**RECORDS TO PROCESS**
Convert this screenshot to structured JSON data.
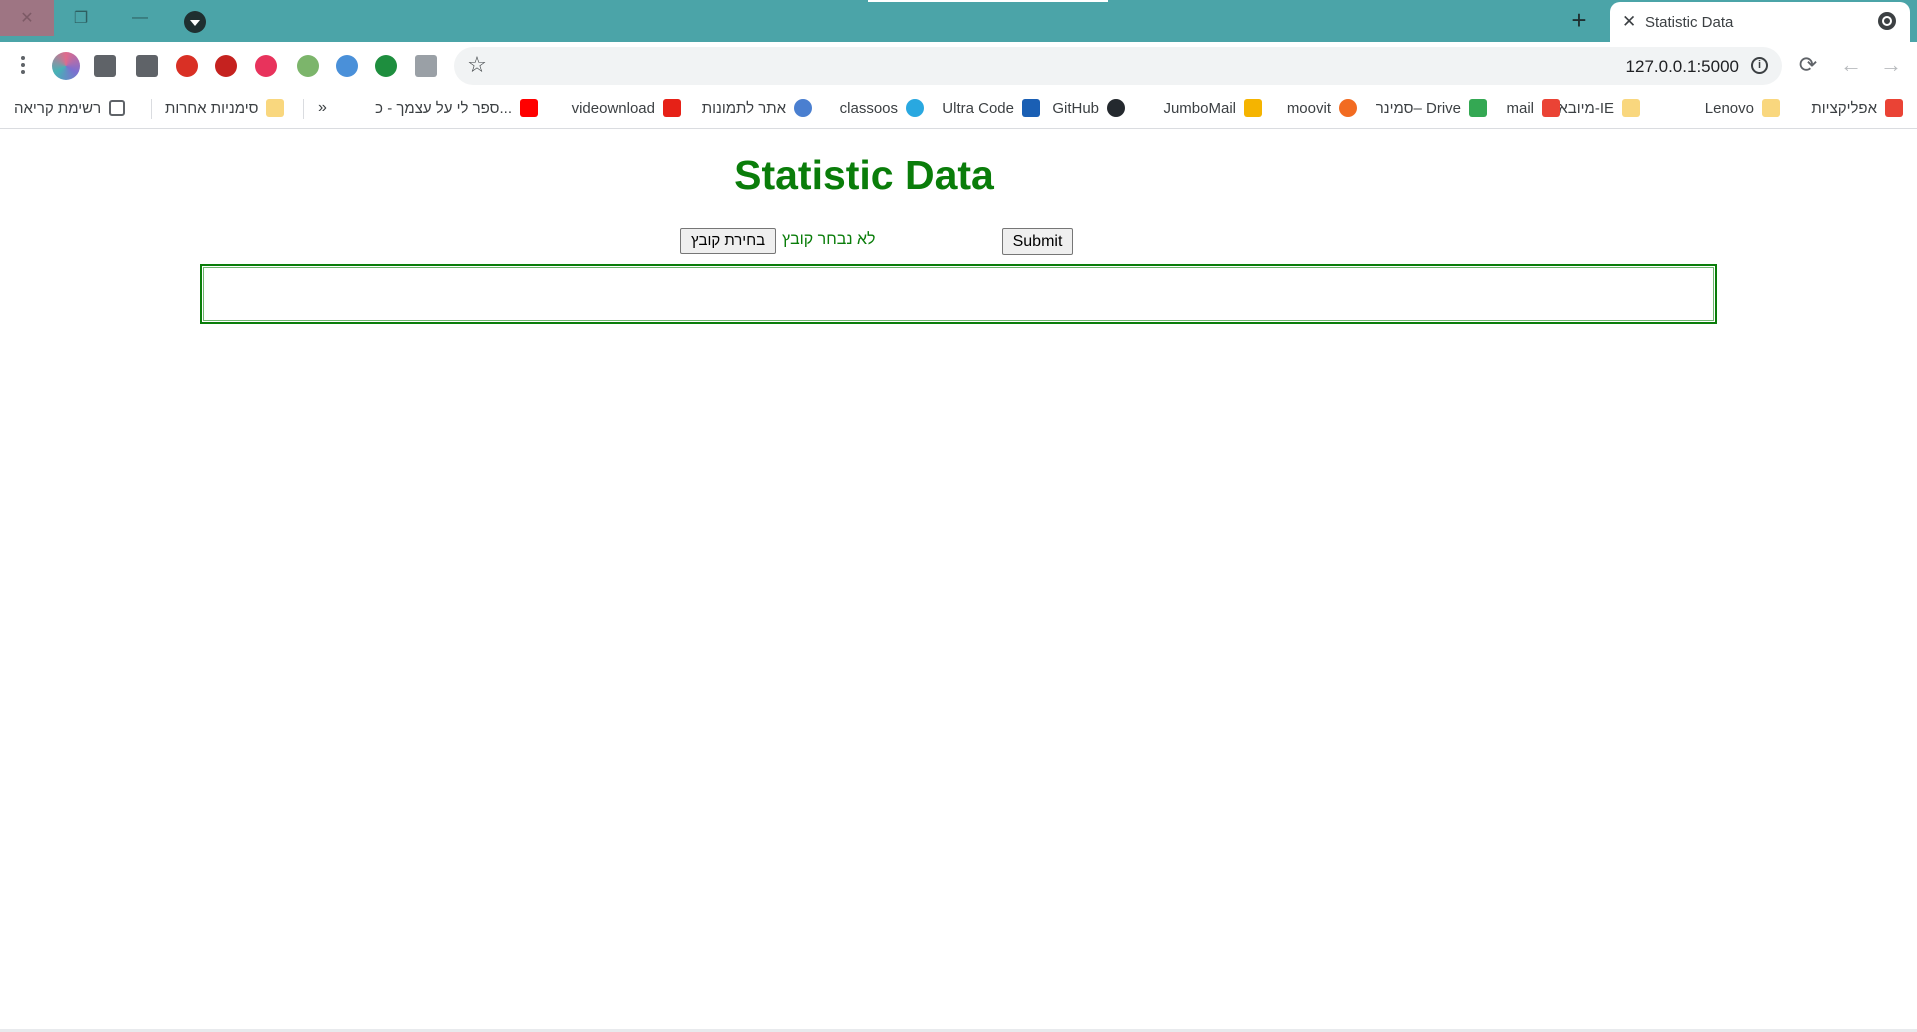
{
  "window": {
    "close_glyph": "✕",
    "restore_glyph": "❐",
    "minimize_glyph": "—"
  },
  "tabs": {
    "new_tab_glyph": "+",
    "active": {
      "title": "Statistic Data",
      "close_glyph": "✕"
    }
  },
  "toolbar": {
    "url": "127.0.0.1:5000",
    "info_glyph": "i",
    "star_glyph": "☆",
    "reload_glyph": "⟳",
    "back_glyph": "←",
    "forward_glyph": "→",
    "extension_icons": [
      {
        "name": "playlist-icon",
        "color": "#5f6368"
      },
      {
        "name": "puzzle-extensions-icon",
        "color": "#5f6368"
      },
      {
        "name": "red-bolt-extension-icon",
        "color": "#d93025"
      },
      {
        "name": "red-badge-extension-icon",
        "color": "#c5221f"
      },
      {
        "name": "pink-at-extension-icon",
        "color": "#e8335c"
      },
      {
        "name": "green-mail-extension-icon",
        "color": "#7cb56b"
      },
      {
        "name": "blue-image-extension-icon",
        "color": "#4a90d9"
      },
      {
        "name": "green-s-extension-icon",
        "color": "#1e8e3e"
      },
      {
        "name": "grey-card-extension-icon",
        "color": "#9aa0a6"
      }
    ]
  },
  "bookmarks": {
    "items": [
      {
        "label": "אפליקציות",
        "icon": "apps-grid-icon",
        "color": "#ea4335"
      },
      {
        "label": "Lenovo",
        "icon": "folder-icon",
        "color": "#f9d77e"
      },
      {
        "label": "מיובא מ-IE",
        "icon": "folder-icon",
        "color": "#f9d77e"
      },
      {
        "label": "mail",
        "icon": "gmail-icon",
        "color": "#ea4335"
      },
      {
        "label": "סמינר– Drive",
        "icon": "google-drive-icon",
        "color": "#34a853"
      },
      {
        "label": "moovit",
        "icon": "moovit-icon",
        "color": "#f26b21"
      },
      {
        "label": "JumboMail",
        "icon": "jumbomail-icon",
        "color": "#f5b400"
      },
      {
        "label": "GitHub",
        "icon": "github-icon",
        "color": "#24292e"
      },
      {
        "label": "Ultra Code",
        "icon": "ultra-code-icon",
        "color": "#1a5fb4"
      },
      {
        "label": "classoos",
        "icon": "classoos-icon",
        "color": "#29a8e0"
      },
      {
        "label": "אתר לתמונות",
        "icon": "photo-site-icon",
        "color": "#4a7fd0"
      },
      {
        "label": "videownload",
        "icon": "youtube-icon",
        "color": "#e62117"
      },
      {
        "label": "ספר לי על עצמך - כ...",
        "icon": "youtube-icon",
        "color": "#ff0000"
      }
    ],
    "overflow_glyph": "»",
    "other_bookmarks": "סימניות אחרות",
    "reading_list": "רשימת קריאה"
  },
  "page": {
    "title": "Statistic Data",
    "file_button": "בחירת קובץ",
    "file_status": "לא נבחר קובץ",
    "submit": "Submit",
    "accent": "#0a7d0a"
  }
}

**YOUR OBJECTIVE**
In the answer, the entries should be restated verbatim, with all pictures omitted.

**RESULT**
Convert this screenshot to structured JSON data.
{
  "window": {
    "close_glyph": "✕",
    "restore_glyph": "❐",
    "minimize_glyph": "—"
  },
  "tabs": {
    "new_tab_glyph": "+",
    "active": {
      "title": "Statistic Data",
      "close_glyph": "✕"
    }
  },
  "toolbar": {
    "url": "127.0.0.1:5000",
    "info_glyph": "i",
    "star_glyph": "☆",
    "reload_glyph": "⟳",
    "back_glyph": "←",
    "forward_glyph": "→",
    "extension_icons": [
      {
        "name": "playlist-icon",
        "color": "#5f6368"
      },
      {
        "name": "puzzle-extensions-icon",
        "color": "#5f6368"
      },
      {
        "name": "red-bolt-extension-icon",
        "color": "#d93025"
      },
      {
        "name": "red-badge-extension-icon",
        "color": "#c5221f"
      },
      {
        "name": "pink-at-extension-icon",
        "color": "#e8335c"
      },
      {
        "name": "green-mail-extension-icon",
        "color": "#7cb56b"
      },
      {
        "name": "blue-image-extension-icon",
        "color": "#4a90d9"
      },
      {
        "name": "green-s-extension-icon",
        "color": "#1e8e3e"
      },
      {
        "name": "grey-card-extension-icon",
        "color": "#9aa0a6"
      }
    ]
  },
  "bookmarks": {
    "items": [
      {
        "label": "אפליקציות",
        "icon": "apps-grid-icon",
        "color": "#ea4335"
      },
      {
        "label": "Lenovo",
        "icon": "folder-icon",
        "color": "#f9d77e"
      },
      {
        "label": "מיובא מ-IE",
        "icon": "folder-icon",
        "color": "#f9d77e"
      },
      {
        "label": "mail",
        "icon": "gmail-icon",
        "color": "#ea4335"
      },
      {
        "label": "סמינר– Drive",
        "icon": "google-drive-icon",
        "color": "#34a853"
      },
      {
        "label": "moovit",
        "icon": "moovit-icon",
        "color": "#f26b21"
      },
      {
        "label": "JumboMail",
        "icon": "jumbomail-icon",
        "color": "#f5b400"
      },
      {
        "label": "GitHub",
        "icon": "github-icon",
        "color": "#24292e"
      },
      {
        "label": "Ultra Code",
        "icon": "ultra-code-icon",
        "color": "#1a5fb4"
      },
      {
        "label": "classoos",
        "icon": "classoos-icon",
        "color": "#29a8e0"
      },
      {
        "label": "אתר לתמונות",
        "icon": "photo-site-icon",
        "color": "#4a7fd0"
      },
      {
        "label": "videownload",
        "icon": "youtube-icon",
        "color": "#e62117"
      },
      {
        "label": "ספר לי על עצמך - כ...",
        "icon": "youtube-icon",
        "color": "#ff0000"
      }
    ],
    "overflow_glyph": "»",
    "other_bookmarks": "סימניות אחרות",
    "reading_list": "רשימת קריאה"
  },
  "page": {
    "title": "Statistic Data",
    "file_button": "בחירת קובץ",
    "file_status": "לא נבחר קובץ",
    "submit": "Submit",
    "accent": "#0a7d0a"
  }
}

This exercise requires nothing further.